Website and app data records

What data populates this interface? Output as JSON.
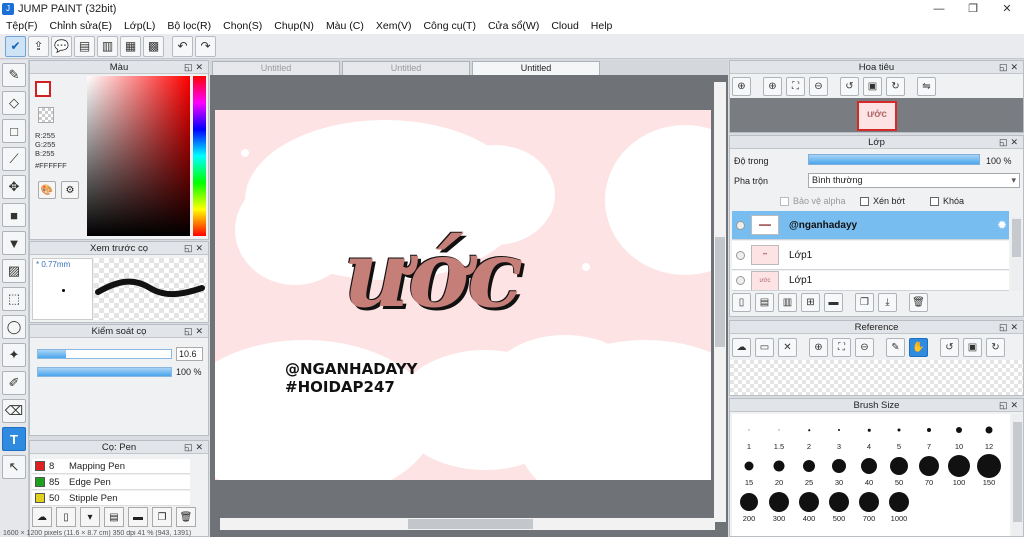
{
  "window": {
    "title": "JUMP PAINT (32bit)"
  },
  "menu": [
    "Tệp(F)",
    "Chỉnh sửa(E)",
    "Lớp(L)",
    "Bộ lọc(R)",
    "Chọn(S)",
    "Chụp(N)",
    "Màu (C)",
    "Xem(V)",
    "Công cụ(T)",
    "Cửa sổ(W)",
    "Cloud",
    "Help"
  ],
  "colors": {
    "accent": "#2f8be0",
    "canvas_bg": "#fde3e3",
    "selected_layer": "#78bdf0"
  },
  "color_panel": {
    "title": "Màu",
    "r": "R:255",
    "g": "G:255",
    "b": "B:255",
    "hex": "#FFFFFF"
  },
  "preview_panel": {
    "title": "Xem trước cọ",
    "size": "* 0.77mm"
  },
  "brush_control": {
    "title": "Kiểm soát cọ",
    "size_value": "10.6",
    "size_fill": 0.21,
    "opacity_value": "100 %",
    "opacity_fill": 1.0
  },
  "pen_panel": {
    "title": "Cọ: Pen",
    "items": [
      {
        "num": "8",
        "name": "Mapping Pen",
        "color": "#e02020"
      },
      {
        "num": "85",
        "name": "Edge Pen",
        "color": "#20a020"
      },
      {
        "num": "50",
        "name": "Stipple Pen",
        "color": "#e0d020"
      }
    ]
  },
  "tabs": [
    {
      "label": "Untitled",
      "active": false
    },
    {
      "label": "Untitled",
      "active": false
    },
    {
      "label": "Untitled",
      "active": true
    }
  ],
  "artwork": {
    "title": "ước",
    "line1": "@NGANHADAYY",
    "line2": "#HOIDAP247"
  },
  "nav_panel": {
    "title": "Hoa tiêu",
    "thumb_text": "ước"
  },
  "layer_panel": {
    "title": "Lớp",
    "opacity_label": "Độ trong",
    "opacity_value": "100 %",
    "opacity_fill": 1.0,
    "blend_label": "Pha trộn",
    "blend_value": "Bình thường",
    "protect_alpha": "Bảo vệ alpha",
    "clipping": "Xén bớt",
    "lock": "Khóa",
    "layers": [
      {
        "name": "@nganhadayy",
        "selected": true
      },
      {
        "name": "Lớp1",
        "selected": false
      },
      {
        "name": "Lớp1",
        "selected": false
      }
    ]
  },
  "ref_panel": {
    "title": "Reference"
  },
  "brush_size": {
    "title": "Brush Size",
    "sizes": [
      "1",
      "1.5",
      "2",
      "3",
      "4",
      "5",
      "7",
      "10",
      "12",
      "15",
      "20",
      "25",
      "30",
      "40",
      "50",
      "70",
      "100",
      "150",
      "200",
      "300",
      "400",
      "500",
      "700",
      "1000"
    ]
  },
  "statusbar": "1600 × 1200 pixels (11.6 × 8.7 cm) 350 dpi 41 % (943, 1391)"
}
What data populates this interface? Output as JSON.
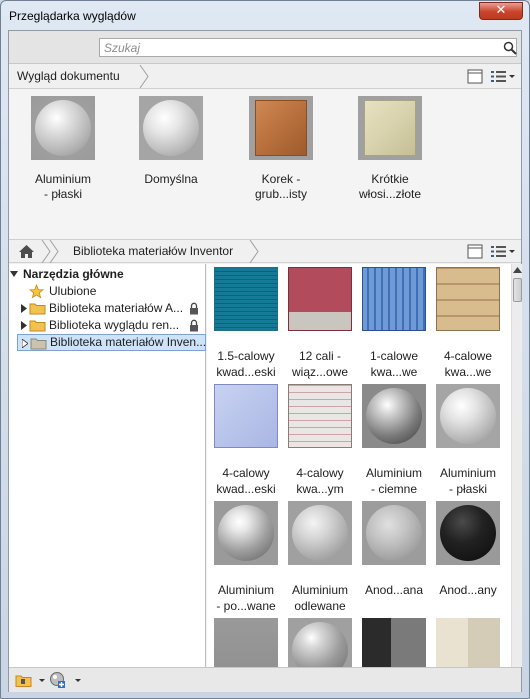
{
  "window": {
    "title": "Przeglądarka wyglądów",
    "close_label": "✕"
  },
  "search": {
    "placeholder": "Szukaj",
    "value": ""
  },
  "document_bar": {
    "breadcrumb": "Wygląd dokumentu"
  },
  "document_appearances": [
    {
      "label_line1": "Aluminium",
      "label_line2": "- płaski",
      "icon": "sphere-matte"
    },
    {
      "label_line1": "Domyślna",
      "label_line2": "",
      "icon": "sphere-default"
    },
    {
      "label_line1": "Korek -",
      "label_line2": "grub...isty",
      "icon": "cube-cork"
    },
    {
      "label_line1": "Krótkie",
      "label_line2": "włosi...złote",
      "icon": "cube-carpet"
    }
  ],
  "library_bar": {
    "home_icon": "home-icon",
    "breadcrumb": "Biblioteka materiałów Inventor"
  },
  "tree": {
    "root": "Narzędzia główne",
    "items": [
      {
        "label": "Ulubione",
        "icon": "star-icon"
      },
      {
        "label": "Biblioteka materiałów A...",
        "icon": "folder-icon",
        "locked": true
      },
      {
        "label": "Biblioteka wyglądu ren...",
        "icon": "folder-icon",
        "locked": true
      },
      {
        "label": "Biblioteka materiałów Inven...",
        "icon": "folder-icon",
        "selected": true
      }
    ]
  },
  "library_items": [
    {
      "line1": "1.5-calowy",
      "line2": "kwad...eski",
      "icon": "tile-teal"
    },
    {
      "line1": "12 cali -",
      "line2": "wiąz...owe",
      "icon": "tile-red-wall"
    },
    {
      "line1": "1-calowe",
      "line2": "kwa...we",
      "icon": "tile-blue-mosaic"
    },
    {
      "line1": "4-calowe",
      "line2": "kwa...we",
      "icon": "tile-beige"
    },
    {
      "line1": "4-calowy",
      "line2": "kwad...eski",
      "icon": "tile-lavender"
    },
    {
      "line1": "4-calowy",
      "line2": "kwa...ym",
      "icon": "tile-white-grid"
    },
    {
      "line1": "Aluminium",
      "line2": "- ciemne",
      "icon": "sphere-dark-chrome"
    },
    {
      "line1": "Aluminium",
      "line2": "- płaski",
      "icon": "sphere-flat"
    },
    {
      "line1": "Aluminium",
      "line2": "- po...wane",
      "icon": "sphere-polished"
    },
    {
      "line1": "Aluminium",
      "line2": "odlewane",
      "icon": "sphere-cast"
    },
    {
      "line1": "Anod...ana",
      "line2": "",
      "icon": "sphere-anodized"
    },
    {
      "line1": "Anod...any",
      "line2": "",
      "icon": "sphere-black"
    }
  ],
  "colors": {
    "selection": "#cde3f8",
    "accent_close": "#c8442b"
  }
}
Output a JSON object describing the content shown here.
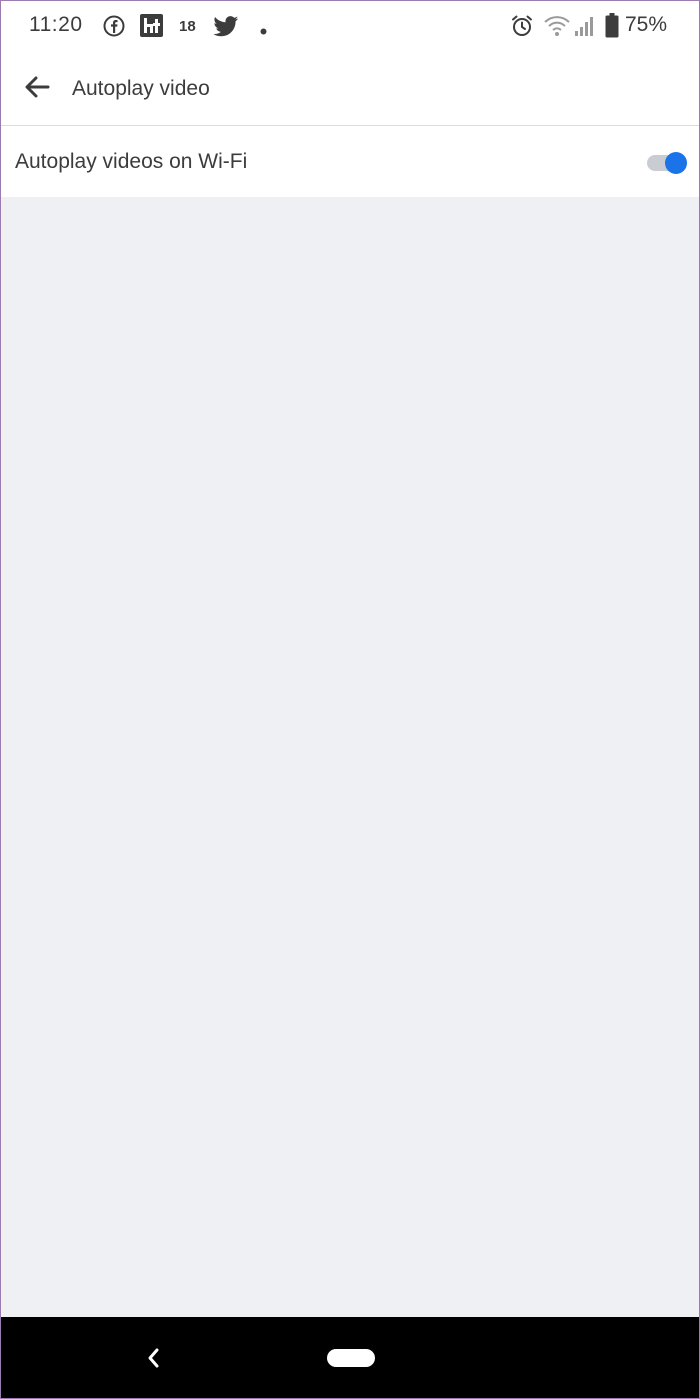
{
  "status_bar": {
    "time": "11:20",
    "notification_count": "18",
    "battery": "75%",
    "icons": [
      "facebook-icon",
      "ht-app-icon",
      "twitter-icon",
      "more-dot-icon",
      "alarm-icon",
      "wifi-icon",
      "signal-icon",
      "battery-icon"
    ]
  },
  "app_bar": {
    "title": "Autoplay video",
    "back_icon": "arrow-back-icon"
  },
  "settings": {
    "autoplay_wifi_label": "Autoplay videos on Wi-Fi",
    "autoplay_wifi_enabled": true
  },
  "colors": {
    "accent": "#1a73e8",
    "background": "#eff0f4",
    "surface": "#ffffff",
    "nav_bar": "#000000"
  },
  "nav_bar": {
    "icons": [
      "nav-back-icon",
      "nav-home-pill"
    ]
  }
}
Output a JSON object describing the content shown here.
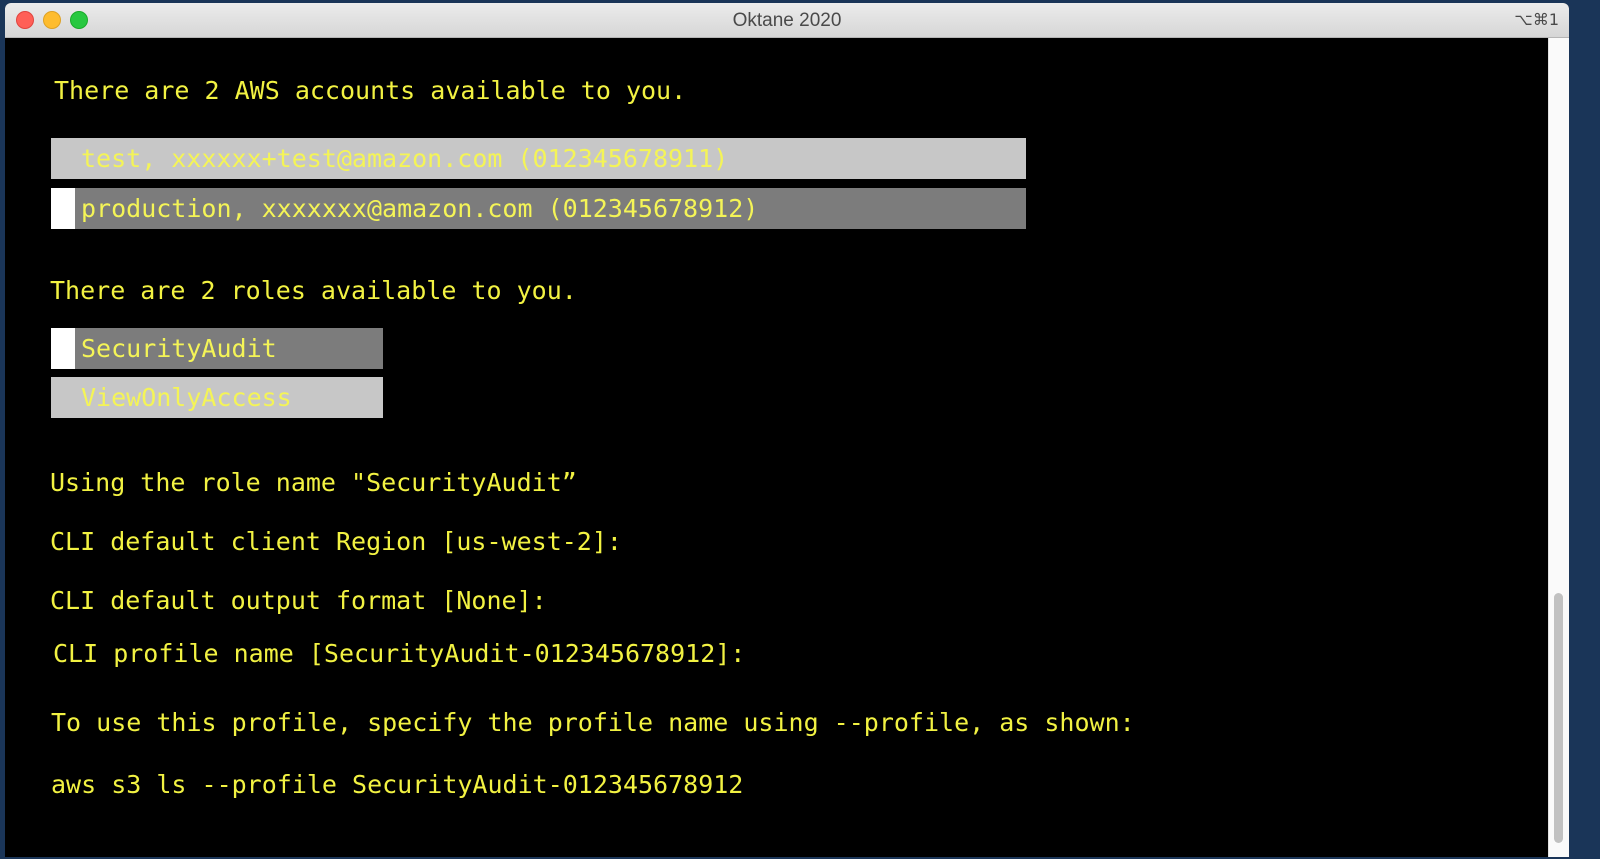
{
  "window": {
    "title": "Oktane 2020",
    "shortcut": "⌥⌘1"
  },
  "terminal": {
    "accounts_heading": "There are 2 AWS accounts available to you.",
    "accounts": [
      {
        "label": "test, xxxxxx+test@amazon.com (012345678911)",
        "selected": false
      },
      {
        "label": "production, xxxxxxx@amazon.com (012345678912)",
        "selected": true
      }
    ],
    "roles_heading": "There are 2 roles available to you.",
    "roles": [
      {
        "label": "SecurityAudit",
        "selected": true
      },
      {
        "label": "ViewOnlyAccess",
        "selected": false
      }
    ],
    "using_role": "Using the role name \"SecurityAudit”",
    "region_prompt": "CLI default client Region [us-west-2]:",
    "output_prompt": "CLI default output format [None]:",
    "profile_prompt": "CLI profile name [SecurityAudit-012345678912]:",
    "usage_hint": "To use this profile, specify the profile name using --profile, as shown:",
    "example_command": "aws s3 ls --profile SecurityAudit-012345678912"
  },
  "colors": {
    "text": "#f2f242",
    "background": "#000000",
    "highlight_unselected": "#c7c7c7",
    "highlight_selected": "#7c7c7c"
  }
}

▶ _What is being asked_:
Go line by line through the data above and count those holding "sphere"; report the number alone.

▶ _Answer to this problem_:
8